→ **What is expected**
A word-for-word reproduction of the data below is needed, with no pictures in it.

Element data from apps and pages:
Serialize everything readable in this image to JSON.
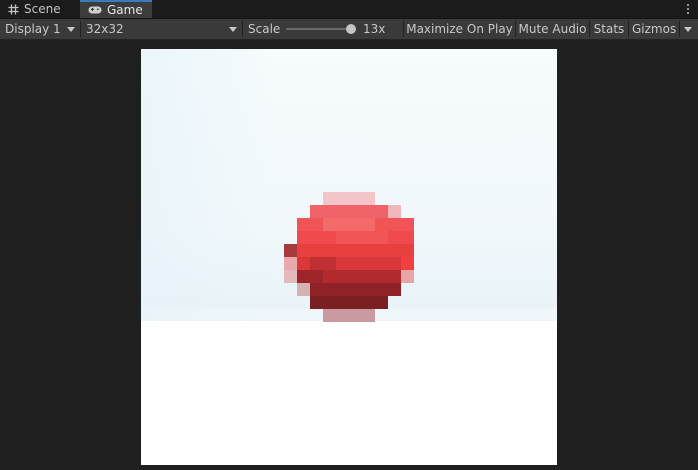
{
  "tabs": {
    "scene": {
      "label": "Scene",
      "icon": "grid-icon"
    },
    "game": {
      "label": "Game",
      "icon": "gamepad-icon",
      "active": true
    }
  },
  "toolbar": {
    "display": "Display 1",
    "resolution": "32x32",
    "scale_label": "Scale",
    "scale_value": "13x",
    "scale_level": 13,
    "maximize_label": "Maximize On Play",
    "mute_label": "Mute Audio",
    "stats_label": "Stats",
    "gizmos_label": "Gizmos"
  },
  "colors": {
    "accent_tab": "#3a79bb",
    "ball_red": "#f04a4a",
    "ball_dark": "#7a1f22",
    "ball_pink": "#e8a8ac"
  }
}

→ **Task solution**
Serialize everything readable in this image to JSON.
{
  "tabs": {
    "scene": {
      "label": "Scene",
      "icon": "grid-icon"
    },
    "game": {
      "label": "Game",
      "icon": "gamepad-icon",
      "active": true
    }
  },
  "toolbar": {
    "display": "Display 1",
    "resolution": "32x32",
    "scale_label": "Scale",
    "scale_value": "13x",
    "scale_level": 13,
    "maximize_label": "Maximize On Play",
    "mute_label": "Mute Audio",
    "stats_label": "Stats",
    "gizmos_label": "Gizmos"
  },
  "colors": {
    "accent_tab": "#3a79bb",
    "ball_red": "#f04a4a",
    "ball_dark": "#7a1f22",
    "ball_pink": "#e8a8ac"
  }
}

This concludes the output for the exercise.